The idea for American Origin Stories was inspired by a novel I’m writing. And that novel was born on a mountain in Africa, starting as a question within.
Who am I? Where do I come from?
Being Black in America and h having ancestors who were enslaved (and ancestors who enslaved) means constantly questioning things about yourself. And having others constantly question you.
What are you mixed with?
Where’s your family from? No really? Where are they from…from?
So I used art – in the form of literature and podcasting, any storytelling really – to try and get to the root of it all. I imagined taking a metaphorical and literal journey to discover the past.
I’d planned to travel to Colorado and interview my living grandparents, parents, and other family. Then travel to South Carolina, to a place known as the Black Ellis Island, where my maternal grandparents are from to learn more about their history and the overarching story of slavery and all its horrors. And finally, end up in West Africa, at the Slave Castle to experience where this American origin story began, and a different story was cut short.
But, because of COVID – my plans for the podcast were reimagined into something new. Something meant to focus less on tying history to specific places – the land where my ancestors were born, enslaved, stolen – and focus more on the stories that bind us.
For 14 episodes I told stories, starting with the experience of learning that we are black. Then, telling how that realization and the truths that come from it, seep into our everyday lives, how we work, who we love, the way our identities are shaped, & whether or not we connect with our ancestors.
Then, amidst the Corona virus crisis, an uprising began. The Black Lives Matter movement spread seemingly as quickly as the virus but it was not meant to kill, rather, it was meant to cure an illness at the heart of American Origin stories: racism born from slavery. The American Oppression, inextricably linked to American freedom.
So, the podcast was reimagined (again) to form the BLM series. We discussed how COVID isn’t the first pandemic, endemic, or disease outbreak to disproportionately impact Black people. Instead, we have a legacy of indirectly and directly taking the brunt of these crises.
We discussed the violence that Black people have suffered since the literal beginning of this country. In every decade of US history, Black people have experienced horrific violence by other civilians that was motivated by racism.
And we learned that it’s not just the civilians with their vigilante justice keeping the "social order" intact.

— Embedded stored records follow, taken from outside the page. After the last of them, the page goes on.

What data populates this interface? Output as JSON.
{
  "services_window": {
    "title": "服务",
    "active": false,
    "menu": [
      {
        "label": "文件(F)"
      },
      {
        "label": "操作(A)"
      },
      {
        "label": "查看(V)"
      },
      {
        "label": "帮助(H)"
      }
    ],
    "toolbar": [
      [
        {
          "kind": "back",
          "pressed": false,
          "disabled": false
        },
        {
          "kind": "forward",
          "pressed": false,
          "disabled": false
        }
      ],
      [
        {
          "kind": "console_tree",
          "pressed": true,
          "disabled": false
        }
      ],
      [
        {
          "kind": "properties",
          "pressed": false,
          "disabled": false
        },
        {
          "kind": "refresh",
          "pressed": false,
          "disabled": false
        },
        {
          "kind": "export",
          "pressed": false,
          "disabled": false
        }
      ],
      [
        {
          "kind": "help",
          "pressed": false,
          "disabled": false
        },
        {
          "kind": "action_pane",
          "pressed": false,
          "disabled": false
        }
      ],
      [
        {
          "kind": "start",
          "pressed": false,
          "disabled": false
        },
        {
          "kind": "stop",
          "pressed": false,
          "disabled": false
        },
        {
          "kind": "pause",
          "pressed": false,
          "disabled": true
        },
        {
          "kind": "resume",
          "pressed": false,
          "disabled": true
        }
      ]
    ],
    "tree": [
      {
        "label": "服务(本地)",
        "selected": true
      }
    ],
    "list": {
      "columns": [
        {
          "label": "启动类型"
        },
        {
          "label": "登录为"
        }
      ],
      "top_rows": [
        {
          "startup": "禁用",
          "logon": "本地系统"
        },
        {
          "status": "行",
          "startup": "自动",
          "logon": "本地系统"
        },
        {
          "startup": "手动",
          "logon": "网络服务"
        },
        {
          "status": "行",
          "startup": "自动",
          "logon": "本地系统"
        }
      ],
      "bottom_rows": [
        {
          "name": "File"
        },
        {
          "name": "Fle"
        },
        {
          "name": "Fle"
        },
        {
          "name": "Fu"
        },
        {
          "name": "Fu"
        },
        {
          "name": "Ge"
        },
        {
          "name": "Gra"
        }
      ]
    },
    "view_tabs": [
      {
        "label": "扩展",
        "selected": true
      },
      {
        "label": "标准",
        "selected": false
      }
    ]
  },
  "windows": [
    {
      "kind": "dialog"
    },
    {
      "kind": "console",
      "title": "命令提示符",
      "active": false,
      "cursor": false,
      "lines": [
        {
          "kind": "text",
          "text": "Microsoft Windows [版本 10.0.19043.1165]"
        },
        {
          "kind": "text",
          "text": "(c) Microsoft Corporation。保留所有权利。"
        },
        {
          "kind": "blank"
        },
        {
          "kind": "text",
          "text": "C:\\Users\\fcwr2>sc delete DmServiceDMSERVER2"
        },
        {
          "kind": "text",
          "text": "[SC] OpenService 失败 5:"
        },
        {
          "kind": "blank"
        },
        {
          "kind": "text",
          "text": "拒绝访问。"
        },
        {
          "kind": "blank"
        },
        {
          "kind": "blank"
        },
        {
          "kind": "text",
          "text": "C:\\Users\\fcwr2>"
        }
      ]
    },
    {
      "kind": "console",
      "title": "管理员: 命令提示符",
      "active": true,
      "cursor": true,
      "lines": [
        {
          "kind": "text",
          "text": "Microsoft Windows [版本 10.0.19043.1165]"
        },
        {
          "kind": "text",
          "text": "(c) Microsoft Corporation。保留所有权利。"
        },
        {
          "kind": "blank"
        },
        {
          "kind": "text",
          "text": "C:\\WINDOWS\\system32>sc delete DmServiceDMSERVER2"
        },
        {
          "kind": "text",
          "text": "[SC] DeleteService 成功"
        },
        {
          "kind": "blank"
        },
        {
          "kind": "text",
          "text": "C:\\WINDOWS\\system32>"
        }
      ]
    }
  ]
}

It’s also the state, which has sponsored violence against Black bodies, also since the beginning.
Technology has allowed us to bear witness to this violence, even if we have not experienced it personally. We have been exposed in the ills of the prison system through work of people like Bryan Stevenson (EJI) & Ava DuVernay (13th); seen videos of violence at the hands of police officers against people like Philando Castile and Breonna Taylor; seen it in the streets with the stabbing death of 17-year-old Elijah Al-Amin or Ahmaud Arbery, and in the harassment of 911 calls by those with false claims of fear – such as Amy Cooper and the hundreds of others.
We have seen the footage and we have taken to the streets because we are FED UP. We are done with the status quo of these United States. We are on the edge of change, the likes of which this country has never seen. But, being a part of a revolution can be incredibly draining and confusing.
So for this final episode (for now), I focus on the way we can each use our own life's work to contribute to the cause. We can't all be on the front lines but we can all play a role in this movement.
Artist Azikiwe Mohammed (featured in the New York Times), plays his part through artwork. In our interview, I focus on the city he created - New Davonhaime - a place where Black people matter - where they can feel seen & heard. This place may not exist yet, but can soon.
Hear more on the episode!
See more installation work at: AzikiwePhoto.com
Azikiwe Mohammed lives and works in TriBeCa, NYC. He earned his BFA from Bard College in 2005. His work has been featured across the country.
396 Wortman Ave., Anna Zorina Gallery, New York; NY
Blackest Night: A Survey in Blackness, SCAD Museum of Art, Savannah, GA
90 – 91 + 2011 – 2019, Visions From Home, Mindy Solomon Gallery, Miami, FL
Auntie / Uncle Julius: Welcome, Always, Public Swim Gallery, New York, NY
Jimmys Thrift Of New Davonhaime, Ace Hotel Chicago, Chicago, IL
Black Labor, Rush Arts, New York, NY
Jimmys Thrift Of New Davonhaime, Knockdown Center, Maspeth, NY
Armor Photo Studio: House Visits Welcome, Long Gallery, New York, NY
Potential Futures / Black Receipts, IDIO Gallery, Brooklyn, NY
Black Internet, gallery: SENSEI, New York, NY
Frequent Aberrations 2009-2012, 7Dunham, Brooklyn, NY
A Thugtrospective of Realness: A solo effort from Azikiwe Mohammed, Panda Gallery, New York, NY